Task —
The response must contain every line below in which "this" appears.

Exercise material —
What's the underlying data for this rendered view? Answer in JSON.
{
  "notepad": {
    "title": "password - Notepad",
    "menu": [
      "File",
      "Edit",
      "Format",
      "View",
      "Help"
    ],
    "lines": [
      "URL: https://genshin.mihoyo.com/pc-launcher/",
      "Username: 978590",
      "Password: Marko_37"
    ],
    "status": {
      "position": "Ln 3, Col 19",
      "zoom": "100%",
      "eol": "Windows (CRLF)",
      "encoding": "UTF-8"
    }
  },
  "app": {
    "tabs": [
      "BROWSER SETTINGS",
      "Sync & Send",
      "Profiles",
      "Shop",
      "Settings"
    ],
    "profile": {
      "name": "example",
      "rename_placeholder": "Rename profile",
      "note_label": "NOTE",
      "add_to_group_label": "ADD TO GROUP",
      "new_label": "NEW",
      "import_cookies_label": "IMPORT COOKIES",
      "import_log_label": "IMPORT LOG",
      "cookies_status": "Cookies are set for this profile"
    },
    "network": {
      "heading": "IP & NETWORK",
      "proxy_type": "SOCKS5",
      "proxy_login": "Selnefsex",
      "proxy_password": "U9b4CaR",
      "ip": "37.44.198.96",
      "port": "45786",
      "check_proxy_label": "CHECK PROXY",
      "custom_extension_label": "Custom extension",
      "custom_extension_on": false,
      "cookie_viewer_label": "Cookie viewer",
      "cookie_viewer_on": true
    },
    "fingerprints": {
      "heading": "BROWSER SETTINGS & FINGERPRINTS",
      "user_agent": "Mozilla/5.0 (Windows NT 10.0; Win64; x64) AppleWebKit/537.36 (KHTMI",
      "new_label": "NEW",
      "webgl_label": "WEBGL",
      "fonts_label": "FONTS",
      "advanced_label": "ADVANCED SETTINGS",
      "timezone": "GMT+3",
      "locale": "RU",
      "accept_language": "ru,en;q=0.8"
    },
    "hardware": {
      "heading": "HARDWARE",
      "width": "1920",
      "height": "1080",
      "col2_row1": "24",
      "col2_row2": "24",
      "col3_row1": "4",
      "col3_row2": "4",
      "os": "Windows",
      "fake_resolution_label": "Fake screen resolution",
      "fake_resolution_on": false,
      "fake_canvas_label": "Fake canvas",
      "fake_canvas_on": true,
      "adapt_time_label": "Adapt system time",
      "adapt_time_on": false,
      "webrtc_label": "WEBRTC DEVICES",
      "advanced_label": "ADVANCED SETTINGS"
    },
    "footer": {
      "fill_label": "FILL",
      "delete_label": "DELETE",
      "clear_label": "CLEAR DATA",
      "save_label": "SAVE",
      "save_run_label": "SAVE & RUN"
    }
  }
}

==

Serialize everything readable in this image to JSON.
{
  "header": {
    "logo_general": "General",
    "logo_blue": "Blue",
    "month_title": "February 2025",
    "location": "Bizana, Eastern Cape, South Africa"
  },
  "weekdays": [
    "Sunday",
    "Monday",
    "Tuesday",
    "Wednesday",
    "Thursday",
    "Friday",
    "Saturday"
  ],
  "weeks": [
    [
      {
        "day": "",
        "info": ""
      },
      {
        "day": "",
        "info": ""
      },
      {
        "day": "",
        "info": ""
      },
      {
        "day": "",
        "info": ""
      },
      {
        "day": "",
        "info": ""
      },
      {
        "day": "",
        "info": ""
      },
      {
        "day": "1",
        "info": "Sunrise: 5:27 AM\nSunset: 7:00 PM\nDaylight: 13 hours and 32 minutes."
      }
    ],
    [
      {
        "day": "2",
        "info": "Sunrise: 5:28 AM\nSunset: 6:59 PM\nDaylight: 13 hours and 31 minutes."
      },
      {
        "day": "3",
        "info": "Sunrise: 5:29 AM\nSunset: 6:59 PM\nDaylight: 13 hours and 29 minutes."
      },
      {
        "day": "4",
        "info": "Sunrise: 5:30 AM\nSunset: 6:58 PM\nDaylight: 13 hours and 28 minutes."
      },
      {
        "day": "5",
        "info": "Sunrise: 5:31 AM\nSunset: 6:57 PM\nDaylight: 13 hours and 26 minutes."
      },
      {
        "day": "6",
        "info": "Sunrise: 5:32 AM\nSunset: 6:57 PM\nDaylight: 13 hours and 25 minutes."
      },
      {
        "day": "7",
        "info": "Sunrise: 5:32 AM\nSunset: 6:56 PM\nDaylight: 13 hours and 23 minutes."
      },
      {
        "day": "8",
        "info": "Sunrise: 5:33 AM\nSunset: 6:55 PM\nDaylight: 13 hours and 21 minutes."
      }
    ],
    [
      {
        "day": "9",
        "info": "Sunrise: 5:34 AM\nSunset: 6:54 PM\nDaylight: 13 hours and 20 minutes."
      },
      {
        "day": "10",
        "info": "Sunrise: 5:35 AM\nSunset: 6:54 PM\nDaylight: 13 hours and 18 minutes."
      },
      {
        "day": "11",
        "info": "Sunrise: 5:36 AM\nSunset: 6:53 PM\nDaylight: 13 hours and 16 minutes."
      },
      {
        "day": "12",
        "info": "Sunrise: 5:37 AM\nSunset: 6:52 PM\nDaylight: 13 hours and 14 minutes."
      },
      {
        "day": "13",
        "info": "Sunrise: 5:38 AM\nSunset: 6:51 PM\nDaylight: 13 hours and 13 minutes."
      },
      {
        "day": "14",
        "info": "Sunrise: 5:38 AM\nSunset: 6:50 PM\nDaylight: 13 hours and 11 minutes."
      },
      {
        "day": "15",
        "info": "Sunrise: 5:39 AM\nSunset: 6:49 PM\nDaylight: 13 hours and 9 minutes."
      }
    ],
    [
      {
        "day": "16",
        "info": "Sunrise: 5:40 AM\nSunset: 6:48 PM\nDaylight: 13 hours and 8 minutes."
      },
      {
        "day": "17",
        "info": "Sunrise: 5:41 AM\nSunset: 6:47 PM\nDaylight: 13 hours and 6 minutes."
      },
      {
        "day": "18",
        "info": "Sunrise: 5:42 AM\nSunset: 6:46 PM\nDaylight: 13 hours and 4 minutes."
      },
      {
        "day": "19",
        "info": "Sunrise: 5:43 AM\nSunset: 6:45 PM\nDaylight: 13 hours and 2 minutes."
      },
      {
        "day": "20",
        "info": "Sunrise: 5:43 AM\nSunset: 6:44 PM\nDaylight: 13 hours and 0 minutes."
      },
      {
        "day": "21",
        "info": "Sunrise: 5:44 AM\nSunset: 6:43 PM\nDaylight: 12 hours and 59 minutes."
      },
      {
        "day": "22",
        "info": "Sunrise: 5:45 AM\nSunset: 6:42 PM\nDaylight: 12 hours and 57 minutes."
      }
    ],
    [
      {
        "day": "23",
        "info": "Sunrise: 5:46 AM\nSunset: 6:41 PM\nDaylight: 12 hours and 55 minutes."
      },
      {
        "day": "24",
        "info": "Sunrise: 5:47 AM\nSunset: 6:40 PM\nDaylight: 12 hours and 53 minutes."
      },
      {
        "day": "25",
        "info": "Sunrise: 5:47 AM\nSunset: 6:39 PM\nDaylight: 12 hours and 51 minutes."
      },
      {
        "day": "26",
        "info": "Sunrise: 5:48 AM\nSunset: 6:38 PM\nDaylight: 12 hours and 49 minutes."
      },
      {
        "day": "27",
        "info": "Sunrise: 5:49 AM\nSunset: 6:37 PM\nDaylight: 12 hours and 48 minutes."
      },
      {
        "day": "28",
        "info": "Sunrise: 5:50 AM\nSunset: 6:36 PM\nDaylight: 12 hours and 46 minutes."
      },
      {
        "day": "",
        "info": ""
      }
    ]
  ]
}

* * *

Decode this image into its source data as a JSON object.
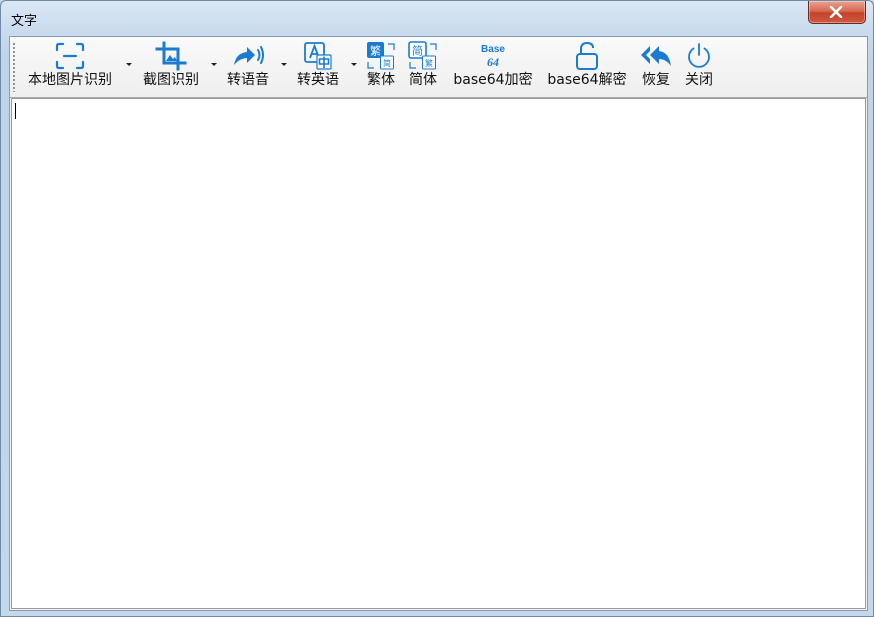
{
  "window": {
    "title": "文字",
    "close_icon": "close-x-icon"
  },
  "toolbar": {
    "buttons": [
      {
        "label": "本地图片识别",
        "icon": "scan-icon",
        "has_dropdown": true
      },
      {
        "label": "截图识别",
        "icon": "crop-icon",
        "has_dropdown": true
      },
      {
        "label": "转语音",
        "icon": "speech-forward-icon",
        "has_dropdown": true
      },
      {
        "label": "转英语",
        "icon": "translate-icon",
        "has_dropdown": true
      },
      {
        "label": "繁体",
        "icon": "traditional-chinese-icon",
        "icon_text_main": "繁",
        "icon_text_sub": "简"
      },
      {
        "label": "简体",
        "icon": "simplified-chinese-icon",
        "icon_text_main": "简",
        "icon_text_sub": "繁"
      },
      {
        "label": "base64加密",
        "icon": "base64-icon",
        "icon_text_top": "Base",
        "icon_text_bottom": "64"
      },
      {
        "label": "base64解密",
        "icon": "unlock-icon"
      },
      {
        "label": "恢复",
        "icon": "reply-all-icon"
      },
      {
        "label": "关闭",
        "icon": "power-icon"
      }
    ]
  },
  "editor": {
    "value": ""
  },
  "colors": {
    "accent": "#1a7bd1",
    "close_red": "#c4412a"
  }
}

Answer below —
What's the underlying data for this rendered view? Answer in JSON.
      "cookies_status": "Cookies are set for this profile"
Serialize everything readable in this image to JSON.
Decode this image into its source data as a JSON object.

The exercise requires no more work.